The courses cover four fields of Native health care: administration, behavioral health, clinical care, and culture and history. Native peoples partner with faculty members to develop the courses. Lefler, who holds a doctorate in medical anthropology, has partnered with Tom Belt, a member of the Cherokee Keetoowah Society, to develop anthropology courses on Indian health and tobacco and substance abuse. Other faculty members include Natives and non-Natives from Wake Forest, the University of Tennessee, Clemson University and the University of West Virginia. Classes are online so that distance education is possible. The certification, which WCU is scheduled to give final approval in May, also requires a one-week field study on the Qualla Boundary, homeland of the Eastern Band.
While the graduate curriculum is geared toward professionals, the CBNHP also extends itself to Eastern Band youth with the initiative Medical Career Counseling and Technologies. Based on the established, problem-based methodology of the Center of Excellence for Research, Teaching and Learning at Wake Forest University School of Medicine, MEDCAT will introduce young people to career paths in the health field with mentoring, training, summer programs and research opportunities. Training for instructors is under way, and the first class of 15 MEDCAT students and five instructors is scheduled for summer 2008 at Wake Forest University.
''We just want to create a whole package that would answer all the different questions that students have in regard to going to college and having a medical career,'' said Ulrike Wiethaus, a professor in Wake's humanities program, co-director of MEDCAT and an advisory council member with the CBNHP.
Elizabeth Butler, a registered nurse and health occupations teacher at Robbinsville High School in Graham County, underwent preliminary MEDCAT training at Wake Forest and is excited about the potential opportunity for her school's 33 Eastern Band students.
''If we can spark their interest, I'm all for it,'' Butler said.
A career in the medical field already has the attention of Eastern Band member Lucretia Hicks, 18. Hicks, a pre-med student at Wake Forest, is leaning toward medical or nursing school. While not a part of the MEDCAT program, she believes strongly in Natives serving Natives in health care.

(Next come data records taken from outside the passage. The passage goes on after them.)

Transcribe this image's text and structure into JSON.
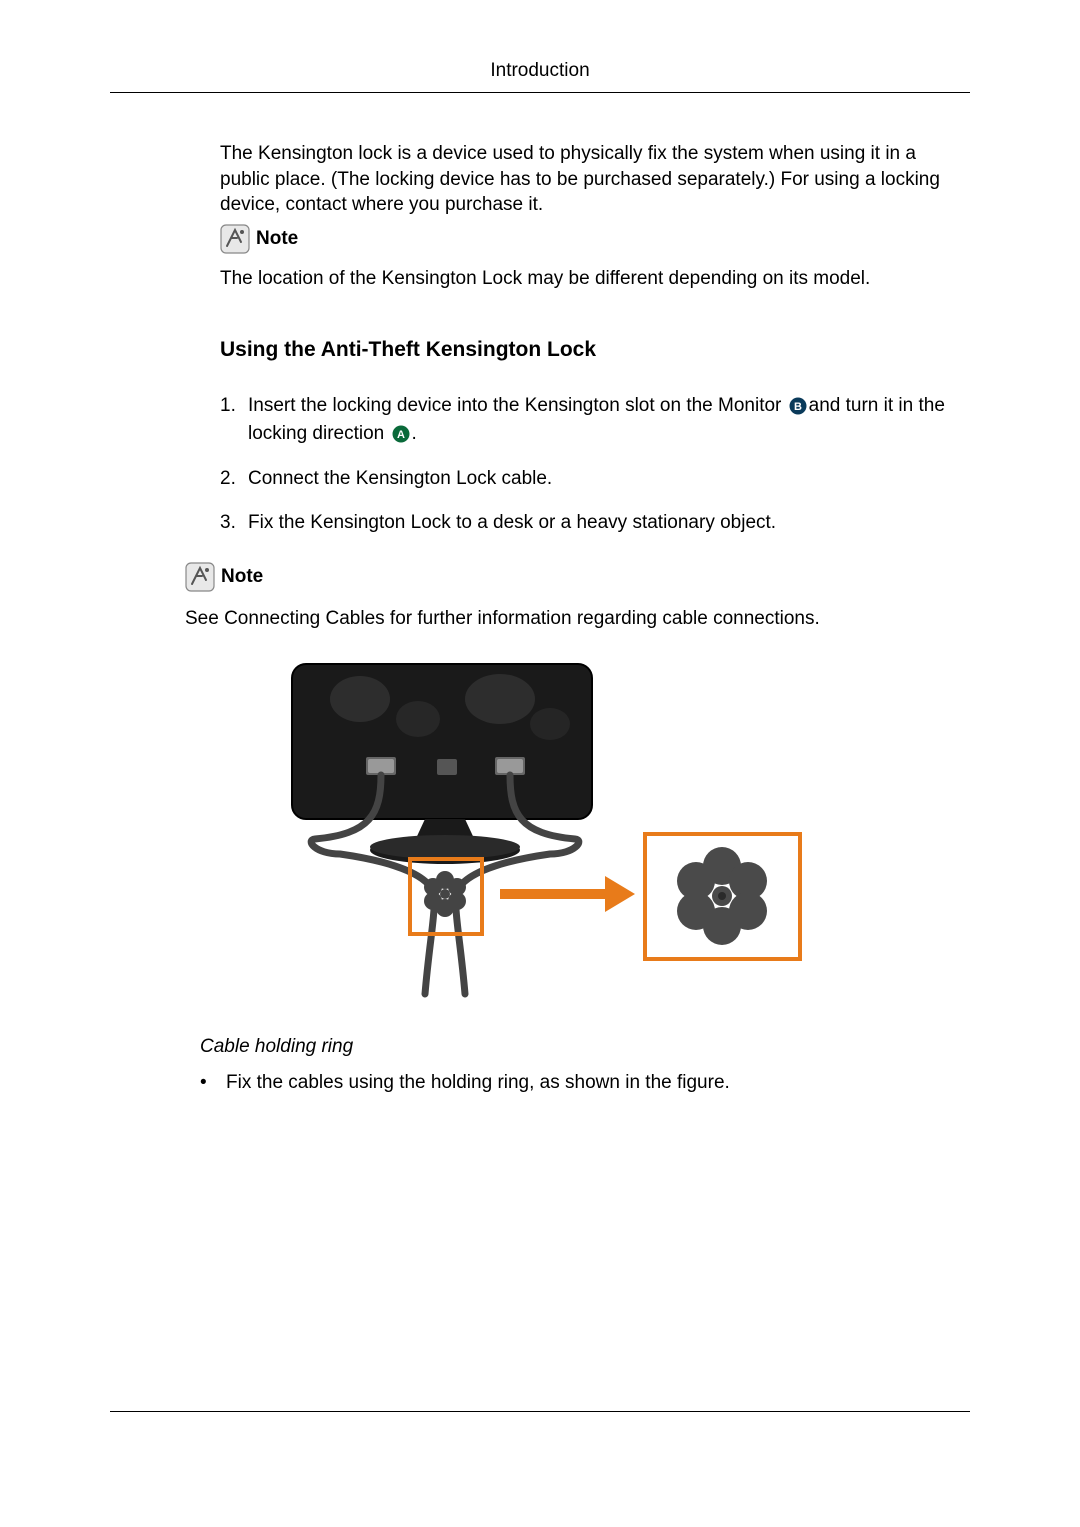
{
  "header": {
    "title": "Introduction"
  },
  "intro": {
    "paragraph": "The Kensington lock is a device used to physically fix the system when using it in a public place. (The locking device has to be purchased separately.) For using a locking device, contact where you purchase it."
  },
  "note1": {
    "label": "Note",
    "text": "The location of the Kensington Lock may be different depending on its model."
  },
  "section": {
    "heading": "Using the Anti-Theft Kensington Lock",
    "steps": [
      {
        "num": "1.",
        "text_before": "Insert the locking device into the Kensington slot on the Monitor ",
        "badge_b": "B",
        "text_mid": "and turn it in the locking direction ",
        "badge_a": "A",
        "text_after": "."
      },
      {
        "num": "2.",
        "text": "Connect the Kensington Lock cable."
      },
      {
        "num": "3.",
        "text": "Fix the Kensington Lock to a desk or a heavy stationary object."
      }
    ]
  },
  "note2": {
    "label": "Note",
    "text": "See Connecting Cables for further information regarding cable connections."
  },
  "figure": {
    "caption": "Cable holding ring",
    "bullet": "Fix the cables using the holding ring, as shown in the figure."
  }
}
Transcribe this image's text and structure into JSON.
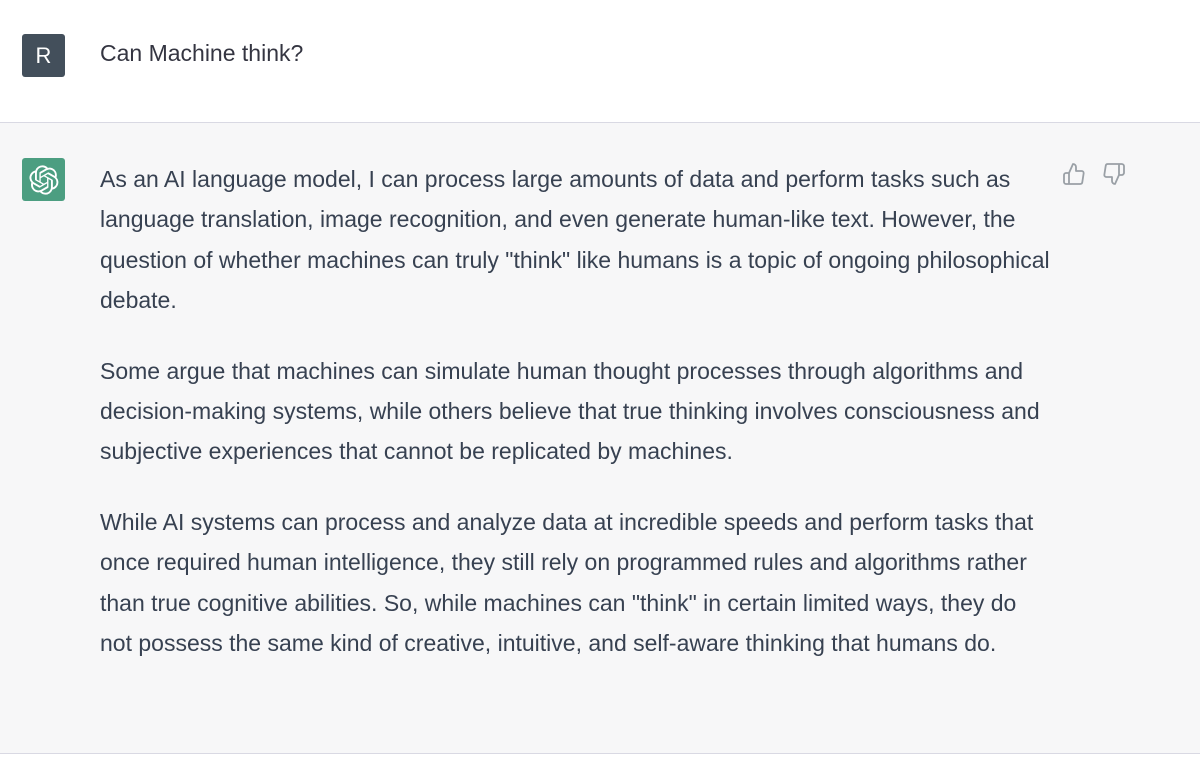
{
  "user": {
    "avatar_letter": "R",
    "message": "Can Machine think?"
  },
  "assistant": {
    "avatar_icon": "openai-logo-icon",
    "paragraphs": [
      "As an AI language model, I can process large amounts of data and perform tasks such as language translation, image recognition, and even generate human-like text. However, the question of whether machines can truly \"think\" like humans is a topic of ongoing philosophical debate.",
      "Some argue that machines can simulate human thought processes through algorithms and decision-making systems, while others believe that true thinking involves consciousness and subjective experiences that cannot be replicated by machines.",
      "While AI systems can process and analyze data at incredible speeds and perform tasks that once required human intelligence, they still rely on programmed rules and algorithms rather than true cognitive abilities. So, while machines can \"think\" in certain limited ways, they do not possess the same kind of creative, intuitive, and self-aware thinking that humans do."
    ],
    "feedback": {
      "thumbs_up_icon": "thumbs-up-icon",
      "thumbs_down_icon": "thumbs-down-icon"
    }
  },
  "colors": {
    "user_avatar_bg": "#434f5b",
    "assistant_avatar_bg": "#4c9e81",
    "assistant_row_bg": "#f7f7f8",
    "text": "#374151",
    "border": "#d9d9e3"
  }
}
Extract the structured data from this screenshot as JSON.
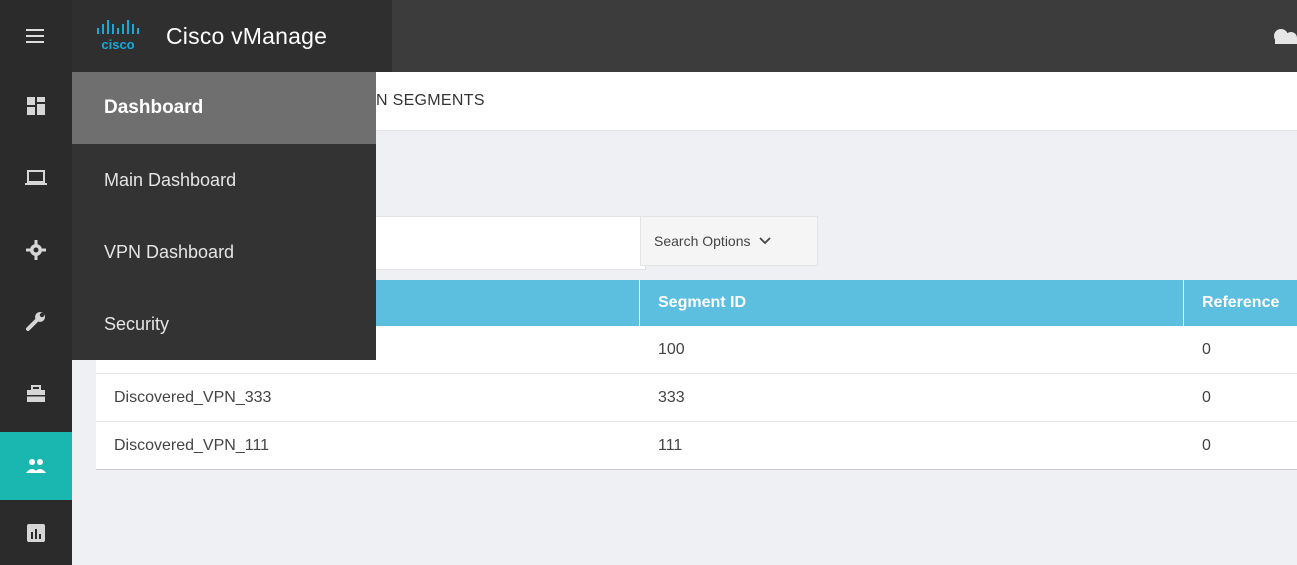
{
  "header": {
    "logo_text": "cisco",
    "app_title": "Cisco vManage"
  },
  "rail": {
    "items": [
      "hamburger-icon",
      "dashboard-icon",
      "monitor-icon",
      "gear-icon",
      "wrench-icon",
      "toolbox-icon",
      "users-icon",
      "report-icon"
    ],
    "active_index": 6
  },
  "subheader": {
    "title": "N SEGMENTS"
  },
  "search": {
    "placeholder": "",
    "options_label": "Search Options"
  },
  "table": {
    "columns": [
      "",
      "Segment ID",
      "Reference"
    ],
    "rows": [
      {
        "name": "",
        "segment_id": "100",
        "reference": "0"
      },
      {
        "name": "Discovered_VPN_333",
        "segment_id": "333",
        "reference": "0"
      },
      {
        "name": "Discovered_VPN_111",
        "segment_id": "111",
        "reference": "0"
      }
    ]
  },
  "dropdown": {
    "header": "Dashboard",
    "items": [
      "Main Dashboard",
      "VPN Dashboard",
      "Security"
    ]
  },
  "colors": {
    "rail_bg": "#2b2b2b",
    "active_teal": "#1ab7b1",
    "table_header": "#5cbfe0"
  }
}
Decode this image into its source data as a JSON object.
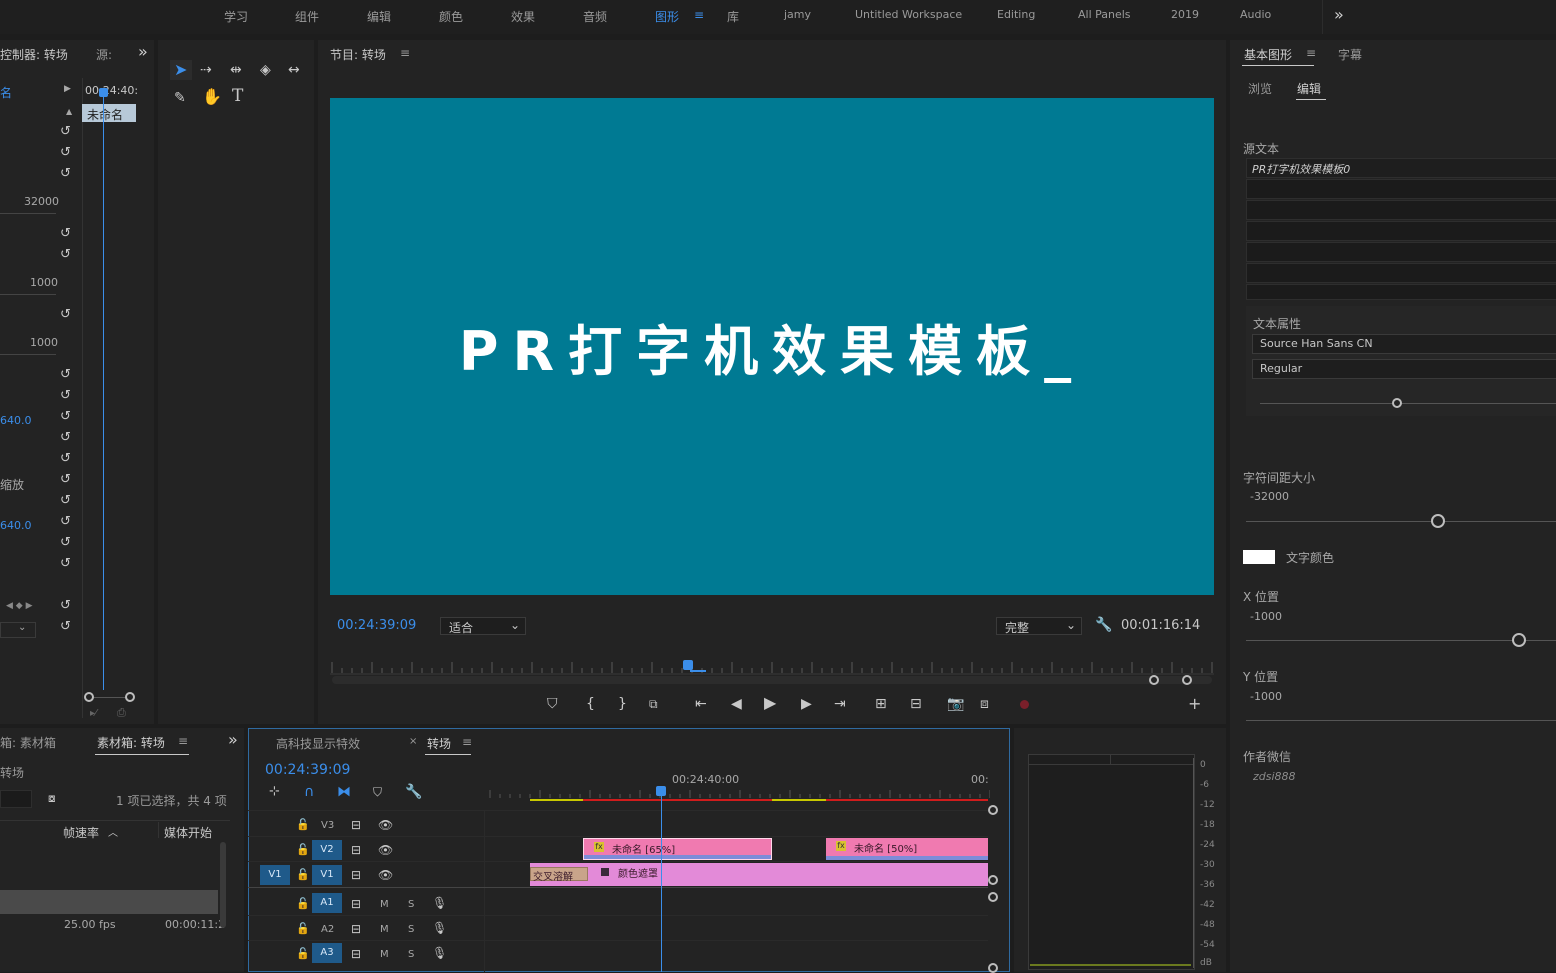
{
  "workspaces": [
    {
      "label": "学习"
    },
    {
      "label": "组件"
    },
    {
      "label": "编辑"
    },
    {
      "label": "颜色"
    },
    {
      "label": "效果"
    },
    {
      "label": "音频"
    },
    {
      "label": "图形",
      "active": true
    },
    {
      "label": "库"
    },
    {
      "label": "jamy"
    },
    {
      "label": "Untitled Workspace"
    },
    {
      "label": "Editing"
    },
    {
      "label": "All Panels"
    },
    {
      "label": "2019"
    },
    {
      "label": "Audio"
    }
  ],
  "workspace_menu_icon": "≡",
  "workspace_overflow_icon": "»",
  "effect_controls": {
    "tab_label": "控制器: 转场",
    "tab2_label": "源:",
    "col_name": "名",
    "timecode": "00:24:40:",
    "clip_name": "未命名",
    "values": {
      "v1": "32000",
      "v2": "1000",
      "v3": "1000",
      "v4": "640.0",
      "v5": "缩放",
      "v6": "640.0"
    }
  },
  "program_monitor": {
    "title": "节目: 转场",
    "overlay_text": "PR打字机效果模板_",
    "timecode": "00:24:39:09",
    "fit_select": "适合",
    "quality_select": "完整",
    "duration": "00:01:16:14"
  },
  "essential_graphics": {
    "tab_title": "基本图形",
    "tab_captions": "字幕",
    "subtab_browse": "浏览",
    "subtab_edit": "编辑",
    "source_text_label": "源文本",
    "layer_name": "PR打字机效果模板0",
    "text_props_label": "文本属性",
    "font": "Source Han Sans CN",
    "font_style": "Regular",
    "tracking_label": "字符间距大小",
    "tracking_value": "-32000",
    "tracking_level": 0.62,
    "color_label": "文字颜色",
    "color_value": "#ffffff",
    "x_label": "X 位置",
    "x_value": "-1000",
    "x_level": 0.88,
    "y_label": "Y 位置",
    "y_value": "-1000",
    "author_label": "作者微信",
    "author_value": "zdsi888",
    "font_size_level": 0.47
  },
  "project": {
    "tab1": "箱: 素材箱",
    "tab2": "素材箱: 转场",
    "bin_name": "转场",
    "selection_info": "1 项已选择，共 4 项",
    "col_framerate": "帧速率",
    "col_media_start": "媒体开始",
    "row_fps": "25.00 fps",
    "row_start": "00:00:11:2"
  },
  "timeline": {
    "tab1": "高科技显示特效",
    "tab2": "转场",
    "timecode": "00:24:39:09",
    "ruler_t1": "00:24:40:00",
    "ruler_t2": "00:",
    "tracks_video": [
      "V3",
      "V2",
      "V1"
    ],
    "tracks_audio": [
      "A1",
      "A2",
      "A3"
    ],
    "source_patch": "V1",
    "mute": "M",
    "solo": "S",
    "clips": [
      {
        "label": "未命名 [65%]",
        "kind": "graphic"
      },
      {
        "label": "未命名 [50%]",
        "kind": "graphic"
      },
      {
        "label": "交叉溶解",
        "kind": "transition"
      },
      {
        "label": "颜色遮罩",
        "kind": "matte"
      }
    ]
  },
  "audio_meter": {
    "scale": [
      "0",
      "-6",
      "-12",
      "-18",
      "-24",
      "-30",
      "-36",
      "-42",
      "-48",
      "-54",
      "dB"
    ]
  },
  "colors": {
    "accent": "#3b8eea",
    "video_bg": "#007a93",
    "clip_pink": "#e777b9",
    "clip_graphic": "#f07ab0"
  }
}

''I think it's always easier if you can relate to the people helping you,'' Hicks said. A 2006 graduate of Cherokee High School, Hicks said several of her former classmates have decided to enter the nursing field.
Jill Ingram has written about and worked for the Eastern Band of Cherokee Indians and is a graduate student in history, Cherokee Studies track, at Western Carolina University.